Chronic Snarkopolist: Focus on Your Boundaries – It Gives You Plenty of Attitude
Hello my loves! I missed you since last week!
This is NOT the column I wanted to write this week. This should not be necessary. Sadly THIS is the one that must be written based on the numerous comments and e-mails and twitter discussions I have engaged in lately. Many of us have already been told to “think ourselves well” more times than we can count. We have been told to adjust our attitudes, ponder our life, and read entire libraries of self-help books to “cure” ourselves.
Here’s the deal cats- I want you to know this just in case you forget- we all of us feel guilty for our illnesses from time to time. Baloney like being made to feel guilty from outside sources only reinforces this. But I’m here to remind you THIS IS NOT YOUR FAULT. Unless you made some sort of pact with a secret agent to infect your thyroid or destroy your immune system being sick is NOT YOUR FAULT. Ok. We all need to be reminded.
It is perfectly fine to read a book or blog and suggest them to each other if they help, inform, or inspire us. There are many patient advocate and positive healing modalities out there. What is NOT OK are the many negative methods some people use to throw more guilt and unnecessary blame onto the already ill.
This is all about positive boundaries. We need ways to say, “Thanks, that book or method has already been suggested to me.” If you REALLY love the person you don’t have to add, (“and it is a pile of steaming shit”). We need good easy phrases to quickly refute people who say, “You look fine to me – I don’t understand why you are on disability or not working or in the hospital or taking so many medications etc.” Generally, I like to acknowledge the compliment. “Thank you- I’m GLAD I look so healthy!

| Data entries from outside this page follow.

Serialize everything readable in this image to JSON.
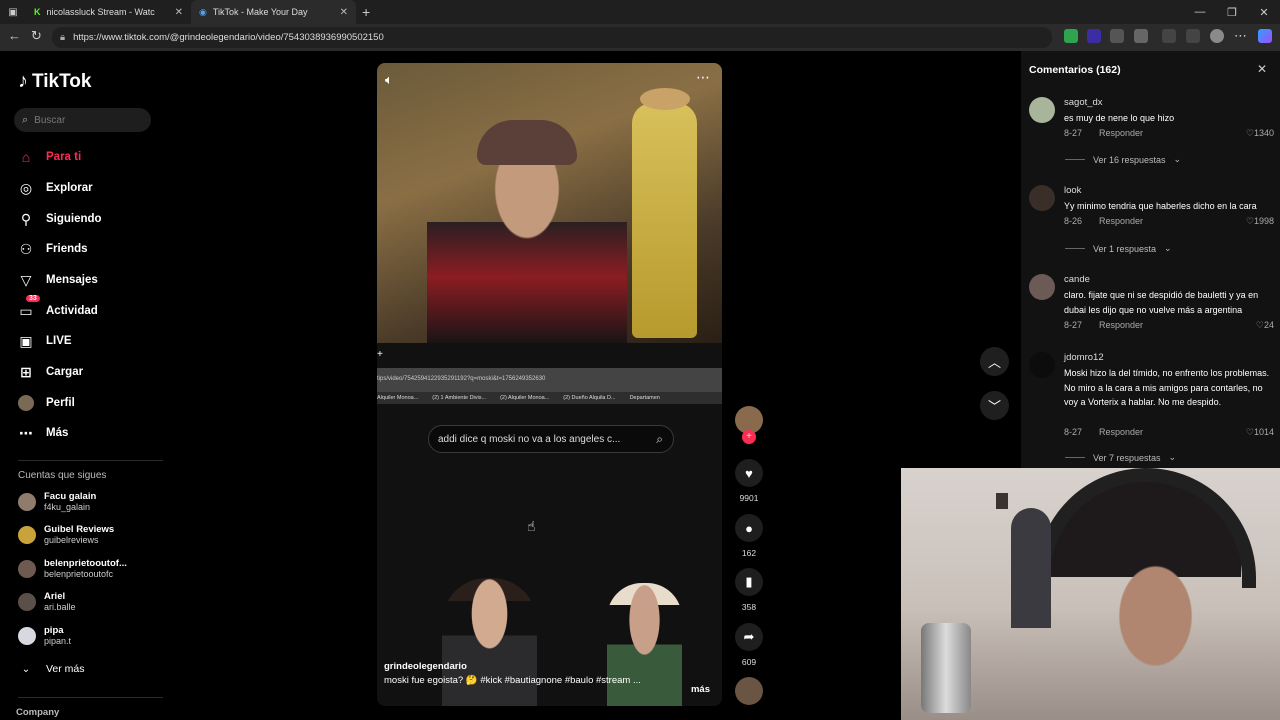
{
  "browser": {
    "tabs": [
      {
        "label": "nicolassluck Stream - Watch",
        "active": false
      },
      {
        "label": "TikTok - Make Your Day",
        "active": true
      }
    ],
    "url": "https://www.tiktok.com/@grindeolegendario/video/7543038936990502150"
  },
  "brand": {
    "name": "TikTok"
  },
  "search": {
    "placeholder": "Buscar"
  },
  "nav": [
    {
      "label": "Para ti",
      "icon": "home-icon",
      "active": true
    },
    {
      "label": "Explorar",
      "icon": "compass-icon"
    },
    {
      "label": "Siguiendo",
      "icon": "following-icon"
    },
    {
      "label": "Friends",
      "icon": "friends-icon"
    },
    {
      "label": "Mensajes",
      "icon": "messages-icon"
    },
    {
      "label": "Actividad",
      "icon": "activity-icon",
      "badge": "33"
    },
    {
      "label": "LIVE",
      "icon": "live-icon"
    },
    {
      "label": "Cargar",
      "icon": "upload-icon"
    },
    {
      "label": "Perfil",
      "icon": "profile-avatar"
    },
    {
      "label": "Más",
      "icon": "more-icon"
    }
  ],
  "following": {
    "title": "Cuentas que sigues",
    "accounts": [
      {
        "name": "Facu galain",
        "handle": "f4ku_galain"
      },
      {
        "name": "Guibel Reviews",
        "handle": "guibelreviews"
      },
      {
        "name": "belenprietooutof...",
        "handle": "belenprietooutofc"
      },
      {
        "name": "Ariel",
        "handle": "ari.balle"
      },
      {
        "name": "pipa",
        "handle": "pipan.t"
      }
    ],
    "see_more": "Ver más"
  },
  "footer": {
    "company": "Company"
  },
  "video": {
    "inner_url": "tips/video/7542594122935291192?q=moski&t=1756249352630",
    "bookmarks": [
      "Alquiler Monoa...",
      "(2) 1 Ambiente Divis...",
      "(2) Alquiler Monoa...",
      "(2) Dueño Alquila D...",
      "Departamen"
    ],
    "inner_search": "addi dice q moski no va a los angeles c...",
    "username": "grindeolegendario",
    "caption": "moski fue egoista? 🤔 #kick #bautiagnone #baulo #stream ...",
    "more_label": "más"
  },
  "actions": {
    "likes": "9901",
    "comments": "162",
    "saves": "358",
    "shares": "609"
  },
  "comments_panel": {
    "title": "Comentarios (162)",
    "items": [
      {
        "user": "sagot_dx",
        "text": "es muy de nene lo que hizo",
        "date": "8-27",
        "reply": "Responder",
        "likes": "1340",
        "more": "Ver 16 respuestas"
      },
      {
        "user": "look",
        "text": "Yy minimo tendria que haberles dicho en la cara",
        "date": "8-26",
        "reply": "Responder",
        "likes": "1998",
        "more": "Ver 1 respuesta"
      },
      {
        "user": "cande",
        "text": "claro. fijate que ni se despidió de bauletti y ya en dubai les dijo que no vuelve más a argentina",
        "date": "8-27",
        "reply": "Responder",
        "likes": "24"
      },
      {
        "user": "jdomro12",
        "text": "Moski hizo la del tímido, no enfrento los problemas. No miro a la cara a mis amigos para contarles, no voy a Vorterix a hablar. No me despido.",
        "date": "8-27",
        "reply": "Responder",
        "likes": "1014",
        "more": "Ver 7 respuestas"
      }
    ]
  }
}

Thank you so much for the lovely words! I cannot wait to get there 100 percent.” And leave it at that. Unless they are my physician or close family I owe them NO MORE than that. If they press more with less kind comments suggesting I am lazy or just don’t wish to be productive, I generally just have more firm boundaries and call it out. “Wow, you don’t sound like you’re being a supportive friend right now. Are you suggesting I’m a lazy bitch who doesn’t want to work after I’ve spent so much time, money, and effort to get through so many degrees and school? Do you think living like this is an attention seeking effort on my part? Friends don’t say unloving things like that to each other.”
To be fair – I’ve lost a sonic fuck ton of friends this way. Looking back I was bristly and cranky and most of the time I was more afraid than necessary. I wasn’t being open and was more ready to shoot people in the foot than allow them to be my real friend. As I got more ready to embrace my friends, my REAL FRIENDS stuck around and my fair weather friends left. So- I pushed a good number away with my own bad moods and fear, and a good number left because illness is scary. I’m sure you can relate.
So – try not to jump the gun with people you love. Try to see them as WANTING the best for you but just not knowing how to relate. See them as bamboozled and trying to help you. If you see them as having good intentions, it doesn’t feel so bad when they come at you trying to get you to feel better.
I love my sister. Last year I was visiting home and she said, “If you had a better attitude, you would probably feel better.” I wanted to stab her. In fact, I envisioned stabbing her with my salad fork. I’m pretty sure the muscles in my right arm still ache from holding back. But I LOVE her. I truly love her. And I realized she is just one of those people who volunteers regularly, sees the cup as half full, and was trying to say the right thing. In the end, she is family. I walked away from confrontation because at the time I didn’t know how to say, “My attitude might suck but I’m going through a divorce and I’m sick and I’m sad and I just feel like crap during what is usually a festive family time of year.”
It took me several months to realize she meant NO HARM. Looking back, she and I spent more time together and each time she did her best to relate to me. She tried her best and I tried my best. She was not the enemy. You have to pick your battles. I’m glad I didn’t start a family drama with her because I NEED my family now more than ever. She’s a good sister. She, like many people, simply didn’t know the right thing to say. Sometimes we have to teach people the right words.
So- yah, it is on us again. If people don’t take efforts to hear us or love us, if they continually blame us, it is perfectly fine to have more boundaries. There are many ways to have boundaries. But NOW is the best time to begin enforcing them around people who blame us, attempt to inflict unwanted or undesired “healing modalities” on us, or make us feel bad about our selves.
How about you? Have people ever blamed you for being chronically ill? Have you ever been given an unwanted self-help book or snake-oil cure-all potions for what ails you? How have you handled unkind or blaming comments? How have you changed or grown? How do you see boundaries helping? Is it OK to practice having boundaries so you are safer now? Is it fair to “assume” people want the best for us so we go in not feeling snarky and challenged? What do you think? Tell me! I must know!
I’ll be back same time next week! Kiss kiss!
Tags: being blamed for chronic illness, feeling guilty for having illness, lack of familial compassion when living with chronic illness, managing chronic conditions, managing chronic illness, not blaming yourself for illness, think ourselves well